It depends on the relationship you have with your mechanic.

@Tester made an important point. Establishing trust with your mechanic and the shop he works would eliminate at least 1/3 (maybe more) of the posts we see here from frustrated people feeling ripped off or overwhelmed by a huge repair bill. You can avoid some huge repair bills if caught early. Heck, I’d change shops to follow a good mechanic.

Know the mechanic so he knows your car. Treat them right and they will treat you right.

Not sure where you people live…but all mechanics I know here in NH and MA all charge by what the book rate tells them. In MOST cases a good experienced mechanic can do the job faster then the book says. Some a LOT FASTER. It’s perfectly legal and acceptable. I have no problem with it. As OK said…there’s a lot more behind it then just the actual repair…even in small one/two person shops.

I am over the shell shock now, but really was surprised a gas filter change cost more than an oil change,

Interesting thought, but you’ve got it backwards. It’s not that the gas filter should cost more than the oil change, it’s that the oil change service should cost $100.

The industry (myself included) has refused to price an oil change service at a reasonable, profitable level. I’m not saying that it should be a cash cow, but if we were to price an oil change to provide simply the same level of income or profit as other routine maintenance and repair, it would cost about $100.

I don’t know why I remember these numbers, but they’re from my youth, and we all remember the old days fondly. In 1985 when I got my first job at a neighborhood Chevron station, an oil change billed out at $8.95 for a filter, $8.95 for a lube, and $2.00/qt for the oil. With tax it was about $30. And we were busy 7 days a week.

30 years later, the shop labor rate is about 3X what it was back then, the minimum wage is 3X what it was, houses cost 3X what they did, you get my point. And here I am offering the same service with up to 6 qts. of oil for $34.95 plus tax–with a tire rotation!

The $57 is your convenience fee for not doing the work yourself.

Sometimes the convenience fee is too high. When the shop wanted to charge me $600 to replace a brake master cylinder that was like, $30 at the parts store, I said that’s not enough convenience for what you’re charging me and did the work myself.

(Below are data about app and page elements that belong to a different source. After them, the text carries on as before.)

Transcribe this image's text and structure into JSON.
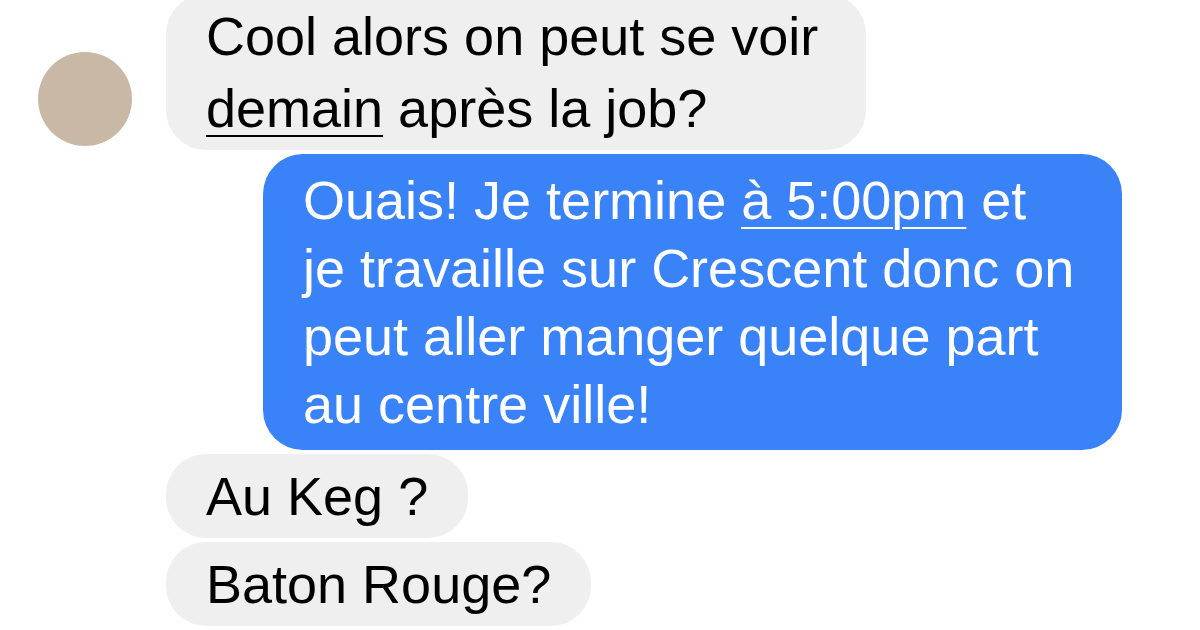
{
  "messages": [
    {
      "kind": "received",
      "show_avatar": true,
      "segments": [
        {
          "text": "Cool alors on peut se voir ",
          "link": false
        },
        {
          "text": "demain",
          "link": true
        },
        {
          "text": " après la job?",
          "link": false
        }
      ]
    },
    {
      "kind": "sent",
      "show_avatar": false,
      "segments": [
        {
          "text": "Ouais! Je termine ",
          "link": false
        },
        {
          "text": "à 5:00pm",
          "link": true
        },
        {
          "text": " et je travaille sur Crescent donc on peut aller manger quelque part au centre ville!",
          "link": false
        }
      ]
    },
    {
      "kind": "received",
      "show_avatar": false,
      "segments": [
        {
          "text": "Au Keg ?",
          "link": false
        }
      ]
    },
    {
      "kind": "received",
      "show_avatar": false,
      "segments": [
        {
          "text": "Baton Rouge?",
          "link": false
        }
      ]
    }
  ]
}
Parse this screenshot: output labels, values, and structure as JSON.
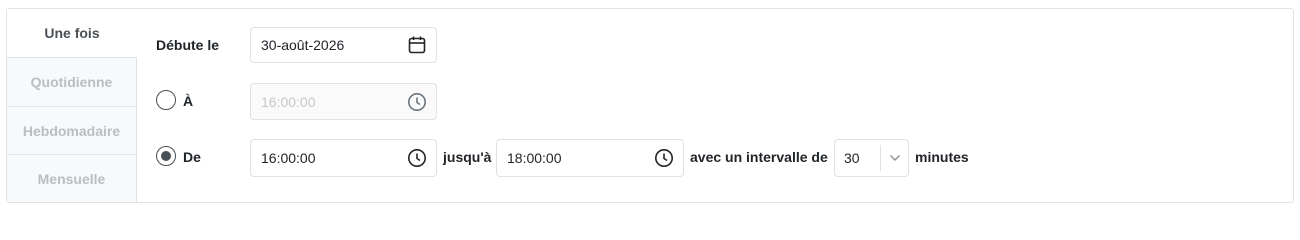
{
  "tabs": [
    {
      "label": "Une fois",
      "active": true
    },
    {
      "label": "Quotidienne",
      "active": false
    },
    {
      "label": "Hebdomadaire",
      "active": false
    },
    {
      "label": "Mensuelle",
      "active": false
    }
  ],
  "start": {
    "label": "Débute le",
    "value": "30-août-2026",
    "icon": "calendar-icon"
  },
  "at_option": {
    "label": "À",
    "selected": false,
    "time": "16:00:00",
    "disabled": true,
    "icon": "clock-icon"
  },
  "range_option": {
    "label": "De",
    "selected": true,
    "from_time": "16:00:00",
    "until_label": "jusqu'à",
    "to_time": "18:00:00",
    "interval_label": "avec un intervalle de",
    "interval_value": "30",
    "unit_label": "minutes"
  },
  "colors": {
    "border": "#dee2e6",
    "text": "#212529",
    "icon": "#495057",
    "disabled_text": "#c3c7cb",
    "inactive_tab_text": "#b9bec4"
  }
}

That, also, was a half hour job (yay speed bleeders!) for me, but I’m sure it was listed as longer in their book (and fairly so - they don’t know I have speed bleeders on there and would have to hook up their vac/pressure bleeder). I wasn’t willing to pay a $570 convenience fee. Others might be, or might have to because they don’t know how to do the work themselves.

Only you can decide if a $57 convenience fee is worth it to not have to screw with doing the fuel filter yourself. The guy doing it for you has the right to make a living, and $114 per hour really isn’t all that bad when you consider that he has to pay for his shop, his employees, and taxes before he takes any money home.

I just consider it a learning experience to throw into the equation for next time. It is a little different when you are paying someone for their time than doing it yourself. I have to admit though, after banging my head against the wall doing my own work for years, I have been pleasantly surprised at how cheap some of these jobs are now to have someone else do it.